- _PROBLEM DETAILS_
Every entry needs to be written out again exactly.
━━━━━━━━
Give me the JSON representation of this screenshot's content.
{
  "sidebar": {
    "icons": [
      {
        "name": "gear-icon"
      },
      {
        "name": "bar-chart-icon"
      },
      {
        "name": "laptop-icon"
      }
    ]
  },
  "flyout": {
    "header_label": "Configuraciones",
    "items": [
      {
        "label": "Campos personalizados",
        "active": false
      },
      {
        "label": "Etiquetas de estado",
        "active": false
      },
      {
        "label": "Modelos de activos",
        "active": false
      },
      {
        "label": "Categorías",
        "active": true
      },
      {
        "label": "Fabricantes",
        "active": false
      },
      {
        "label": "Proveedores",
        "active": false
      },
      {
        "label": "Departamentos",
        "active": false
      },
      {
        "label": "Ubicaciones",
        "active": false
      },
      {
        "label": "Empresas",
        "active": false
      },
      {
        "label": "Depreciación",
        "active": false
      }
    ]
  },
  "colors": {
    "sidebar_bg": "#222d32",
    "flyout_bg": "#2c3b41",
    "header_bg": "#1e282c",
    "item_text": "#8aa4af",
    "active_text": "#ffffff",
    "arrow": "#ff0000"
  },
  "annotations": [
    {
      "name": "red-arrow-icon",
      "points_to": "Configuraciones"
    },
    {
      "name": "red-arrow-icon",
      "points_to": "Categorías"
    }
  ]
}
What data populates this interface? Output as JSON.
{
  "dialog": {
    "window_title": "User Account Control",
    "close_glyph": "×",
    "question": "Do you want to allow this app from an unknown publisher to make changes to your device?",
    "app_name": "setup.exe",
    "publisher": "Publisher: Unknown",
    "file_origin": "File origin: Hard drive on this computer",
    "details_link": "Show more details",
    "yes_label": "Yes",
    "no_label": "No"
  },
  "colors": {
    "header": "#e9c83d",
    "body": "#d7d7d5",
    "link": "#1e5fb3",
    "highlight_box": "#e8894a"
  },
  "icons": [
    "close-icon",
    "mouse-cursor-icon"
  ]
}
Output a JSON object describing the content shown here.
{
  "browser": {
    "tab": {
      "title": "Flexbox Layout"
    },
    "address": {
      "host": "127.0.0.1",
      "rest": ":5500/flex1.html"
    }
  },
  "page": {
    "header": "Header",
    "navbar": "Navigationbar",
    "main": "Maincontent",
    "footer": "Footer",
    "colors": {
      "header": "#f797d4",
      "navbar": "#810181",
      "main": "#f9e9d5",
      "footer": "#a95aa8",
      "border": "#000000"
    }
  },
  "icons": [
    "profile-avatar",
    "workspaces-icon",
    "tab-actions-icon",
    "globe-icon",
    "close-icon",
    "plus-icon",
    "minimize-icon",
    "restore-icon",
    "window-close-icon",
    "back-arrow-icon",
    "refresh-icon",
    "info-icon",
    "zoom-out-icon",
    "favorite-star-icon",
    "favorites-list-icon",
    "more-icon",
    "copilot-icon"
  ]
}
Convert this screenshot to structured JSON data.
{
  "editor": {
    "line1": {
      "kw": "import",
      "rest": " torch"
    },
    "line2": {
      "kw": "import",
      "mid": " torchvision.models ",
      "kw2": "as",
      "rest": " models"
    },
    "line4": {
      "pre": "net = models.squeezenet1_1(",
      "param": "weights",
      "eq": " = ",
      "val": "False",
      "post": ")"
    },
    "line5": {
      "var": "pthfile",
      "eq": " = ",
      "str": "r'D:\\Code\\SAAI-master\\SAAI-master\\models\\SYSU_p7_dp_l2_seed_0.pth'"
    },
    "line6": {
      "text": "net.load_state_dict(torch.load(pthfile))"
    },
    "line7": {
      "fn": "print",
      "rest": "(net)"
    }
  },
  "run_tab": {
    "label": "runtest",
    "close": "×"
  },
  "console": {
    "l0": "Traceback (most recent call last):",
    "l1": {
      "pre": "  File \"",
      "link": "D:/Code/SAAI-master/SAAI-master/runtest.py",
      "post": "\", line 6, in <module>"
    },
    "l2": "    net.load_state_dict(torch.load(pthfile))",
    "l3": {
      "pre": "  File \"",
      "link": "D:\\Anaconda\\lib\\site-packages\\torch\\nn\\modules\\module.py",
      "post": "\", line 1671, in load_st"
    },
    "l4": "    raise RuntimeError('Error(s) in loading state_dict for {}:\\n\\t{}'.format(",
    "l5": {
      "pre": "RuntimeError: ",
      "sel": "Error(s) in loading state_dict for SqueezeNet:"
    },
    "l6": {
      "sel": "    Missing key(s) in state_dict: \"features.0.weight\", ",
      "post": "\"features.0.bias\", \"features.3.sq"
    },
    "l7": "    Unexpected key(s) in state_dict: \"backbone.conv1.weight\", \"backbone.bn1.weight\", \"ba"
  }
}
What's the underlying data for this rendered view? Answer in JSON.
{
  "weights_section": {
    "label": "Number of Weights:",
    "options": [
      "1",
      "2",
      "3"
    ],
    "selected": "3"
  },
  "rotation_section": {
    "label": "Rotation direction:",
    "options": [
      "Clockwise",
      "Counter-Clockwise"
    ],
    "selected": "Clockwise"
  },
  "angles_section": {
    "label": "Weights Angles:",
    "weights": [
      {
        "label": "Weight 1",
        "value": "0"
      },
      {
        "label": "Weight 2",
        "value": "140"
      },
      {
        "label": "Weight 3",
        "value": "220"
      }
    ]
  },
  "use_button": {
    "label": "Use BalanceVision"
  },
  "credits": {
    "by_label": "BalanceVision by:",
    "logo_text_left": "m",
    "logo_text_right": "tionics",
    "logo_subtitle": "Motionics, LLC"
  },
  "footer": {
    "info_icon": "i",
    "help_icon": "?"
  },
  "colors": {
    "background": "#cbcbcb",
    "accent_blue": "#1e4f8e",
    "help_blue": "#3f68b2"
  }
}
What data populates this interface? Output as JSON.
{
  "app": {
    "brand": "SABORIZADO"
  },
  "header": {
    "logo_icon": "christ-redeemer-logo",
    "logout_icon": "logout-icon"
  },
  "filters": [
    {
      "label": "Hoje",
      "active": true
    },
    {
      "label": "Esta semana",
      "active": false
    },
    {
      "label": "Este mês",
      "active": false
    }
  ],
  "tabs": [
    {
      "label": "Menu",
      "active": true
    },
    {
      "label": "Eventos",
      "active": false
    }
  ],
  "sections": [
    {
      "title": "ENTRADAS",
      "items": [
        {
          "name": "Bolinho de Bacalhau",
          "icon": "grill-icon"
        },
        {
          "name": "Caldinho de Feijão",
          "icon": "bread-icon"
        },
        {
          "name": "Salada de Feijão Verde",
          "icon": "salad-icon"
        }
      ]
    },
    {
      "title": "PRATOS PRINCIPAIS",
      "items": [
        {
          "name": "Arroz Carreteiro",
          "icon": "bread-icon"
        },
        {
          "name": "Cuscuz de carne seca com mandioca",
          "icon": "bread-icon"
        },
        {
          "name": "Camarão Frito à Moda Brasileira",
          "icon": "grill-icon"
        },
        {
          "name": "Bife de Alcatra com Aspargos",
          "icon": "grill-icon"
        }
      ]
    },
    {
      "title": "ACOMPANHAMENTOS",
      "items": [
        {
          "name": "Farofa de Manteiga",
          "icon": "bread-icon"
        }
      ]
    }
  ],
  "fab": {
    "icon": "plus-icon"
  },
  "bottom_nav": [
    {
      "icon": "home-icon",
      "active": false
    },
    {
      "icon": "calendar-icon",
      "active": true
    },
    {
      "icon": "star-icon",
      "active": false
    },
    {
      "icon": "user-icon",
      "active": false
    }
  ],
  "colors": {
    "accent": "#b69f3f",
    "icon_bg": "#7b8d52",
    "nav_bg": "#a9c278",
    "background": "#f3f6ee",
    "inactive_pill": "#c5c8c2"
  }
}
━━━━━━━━
- _EXERCISE SOLUTION_
Give me the JSON representation of this screenshot's content.
{
  "sidebar": {
    "icons": [
      {
        "name": "gear-icon"
      },
      {
        "name": "bar-chart-icon"
      },
      {
        "name": "laptop-icon"
      }
    ]
  },
  "flyout": {
    "header_label": "Configuraciones",
    "items": [
      {
        "label": "Campos personalizados",
        "active": false
      },
      {
        "label": "Etiquetas de estado",
        "active": false
      },
      {
        "label": "Modelos de activos",
        "active": false
      },
      {
        "label": "Categorías",
        "active": true
      },
      {
        "label": "Fabricantes",
        "active": false
      },
      {
        "label": "Proveedores",
        "active": false
      },
      {
        "label": "Departamentos",
        "active": false
      },
      {
        "label": "Ubicaciones",
        "active": false
      },
      {
        "label": "Empresas",
        "active": false
      },
      {
        "label": "Depreciación",
        "active": false
      }
    ]
  },
  "colors": {
    "sidebar_bg": "#222d32",
    "flyout_bg": "#2c3b41",
    "header_bg": "#1e282c",
    "item_text": "#8aa4af",
    "active_text": "#ffffff",
    "arrow": "#ff0000"
  },
  "annotations": [
    {
      "name": "red-arrow-icon",
      "points_to": "Configuraciones"
    },
    {
      "name": "red-arrow-icon",
      "points_to": "Categorías"
    }
  ]
}
What data populates this interface? Output as JSON.
{
  "dialog": {
    "window_title": "User Account Control",
    "close_glyph": "×",
    "question": "Do you want to allow this app from an unknown publisher to make changes to your device?",
    "app_name": "setup.exe",
    "publisher": "Publisher: Unknown",
    "file_origin": "File origin: Hard drive on this computer",
    "details_link": "Show more details",
    "yes_label": "Yes",
    "no_label": "No"
  },
  "colors": {
    "header": "#e9c83d",
    "body": "#d7d7d5",
    "link": "#1e5fb3",
    "highlight_box": "#e8894a"
  },
  "icons": [
    "close-icon",
    "mouse-cursor-icon"
  ]
}
Output a JSON object describing the content shown here.
{
  "browser": {
    "tab": {
      "title": "Flexbox Layout"
    },
    "address": {
      "host": "127.0.0.1",
      "rest": ":5500/flex1.html"
    }
  },
  "page": {
    "header": "Header",
    "navbar": "Navigationbar",
    "main": "Maincontent",
    "footer": "Footer",
    "colors": {
      "header": "#f797d4",
      "navbar": "#810181",
      "main": "#f9e9d5",
      "footer": "#a95aa8",
      "border": "#000000"
    }
  },
  "icons": [
    "profile-avatar",
    "workspaces-icon",
    "tab-actions-icon",
    "globe-icon",
    "close-icon",
    "plus-icon",
    "minimize-icon",
    "restore-icon",
    "window-close-icon",
    "back-arrow-icon",
    "refresh-icon",
    "info-icon",
    "zoom-out-icon",
    "favorite-star-icon",
    "favorites-list-icon",
    "more-icon",
    "copilot-icon"
  ]
}
Convert this screenshot to structured JSON data.
{
  "editor": {
    "line1": {
      "kw": "import",
      "rest": " torch"
    },
    "line2": {
      "kw": "import",
      "mid": " torchvision.models ",
      "kw2": "as",
      "rest": " models"
    },
    "line4": {
      "pre": "net = models.squeezenet1_1(",
      "param": "weights",
      "eq": " = ",
      "val": "False",
      "post": ")"
    },
    "line5": {
      "var": "pthfile",
      "eq": " = ",
      "str": "r'D:\\Code\\SAAI-master\\SAAI-master\\models\\SYSU_p7_dp_l2_seed_0.pth'"
    },
    "line6": {
      "text": "net.load_state_dict(torch.load(pthfile))"
    },
    "line7": {
      "fn": "print",
      "rest": "(net)"
    }
  },
  "run_tab": {
    "label": "runtest",
    "close": "×"
  },
  "console": {
    "l0": "Traceback (most recent call last):",
    "l1": {
      "pre": "  File \"",
      "link": "D:/Code/SAAI-master/SAAI-master/runtest.py",
      "post": "\", line 6, in <module>"
    },
    "l2": "    net.load_state_dict(torch.load(pthfile))",
    "l3": {
      "pre": "  File \"",
      "link": "D:\\Anaconda\\lib\\site-packages\\torch\\nn\\modules\\module.py",
      "post": "\", line 1671, in load_st"
    },
    "l4": "    raise RuntimeError('Error(s) in loading state_dict for {}:\\n\\t{}'.format(",
    "l5": {
      "pre": "RuntimeError: ",
      "sel": "Error(s) in loading state_dict for SqueezeNet:"
    },
    "l6": {
      "sel": "    Missing key(s) in state_dict: \"features.0.weight\", ",
      "post": "\"features.0.bias\", \"features.3.sq"
    },
    "l7": "    Unexpected key(s) in state_dict: \"backbone.conv1.weight\", \"backbone.bn1.weight\", \"ba"
  }
}
What's the underlying data for this rendered view? Answer in JSON.
{
  "weights_section": {
    "label": "Number of Weights:",
    "options": [
      "1",
      "2",
      "3"
    ],
    "selected": "3"
  },
  "rotation_section": {
    "label": "Rotation direction:",
    "options": [
      "Clockwise",
      "Counter-Clockwise"
    ],
    "selected": "Clockwise"
  },
  "angles_section": {
    "label": "Weights Angles:",
    "weights": [
      {
        "label": "Weight 1",
        "value": "0"
      },
      {
        "label": "Weight 2",
        "value": "140"
      },
      {
        "label": "Weight 3",
        "value": "220"
      }
    ]
  },
  "use_button": {
    "label": "Use BalanceVision"
  },
  "credits": {
    "by_label": "BalanceVision by:",
    "logo_text_left": "m",
    "logo_text_right": "tionics",
    "logo_subtitle": "Motionics, LLC"
  },
  "footer": {
    "info_icon": "i",
    "help_icon": "?"
  },
  "colors": {
    "background": "#cbcbcb",
    "accent_blue": "#1e4f8e",
    "help_blue": "#3f68b2"
  }
}
What data populates this interface? Output as JSON.
{
  "app": {
    "brand": "SABORIZADO"
  },
  "header": {
    "logo_icon": "christ-redeemer-logo",
    "logout_icon": "logout-icon"
  },
  "filters": [
    {
      "label": "Hoje",
      "active": true
    },
    {
      "label": "Esta semana",
      "active": false
    },
    {
      "label": "Este mês",
      "active": false
    }
  ],
  "tabs": [
    {
      "label": "Menu",
      "active": true
    },
    {
      "label": "Eventos",
      "active": false
    }
  ],
  "sections": [
    {
      "title": "ENTRADAS",
      "items": [
        {
          "name": "Bolinho de Bacalhau",
          "icon": "grill-icon"
        },
        {
          "name": "Caldinho de Feijão",
          "icon": "bread-icon"
        },
        {
          "name": "Salada de Feijão Verde",
          "icon": "salad-icon"
        }
      ]
    },
    {
      "title": "PRATOS PRINCIPAIS",
      "items": [
        {
          "name": "Arroz Carreteiro",
          "icon": "bread-icon"
        },
        {
          "name": "Cuscuz de carne seca com mandioca",
          "icon": "bread-icon"
        },
        {
          "name": "Camarão Frito à Moda Brasileira",
          "icon": "grill-icon"
        },
        {
          "name": "Bife de Alcatra com Aspargos",
          "icon": "grill-icon"
        }
      ]
    },
    {
      "title": "ACOMPANHAMENTOS",
      "items": [
        {
          "name": "Farofa de Manteiga",
          "icon": "bread-icon"
        }
      ]
    }
  ],
  "fab": {
    "icon": "plus-icon"
  },
  "bottom_nav": [
    {
      "icon": "home-icon",
      "active": false
    },
    {
      "icon": "calendar-icon",
      "active": true
    },
    {
      "icon": "star-icon",
      "active": false
    },
    {
      "icon": "user-icon",
      "active": false
    }
  ],
  "colors": {
    "accent": "#b69f3f",
    "icon_bg": "#7b8d52",
    "nav_bg": "#a9c278",
    "background": "#f3f6ee",
    "inactive_pill": "#c5c8c2"
  }
}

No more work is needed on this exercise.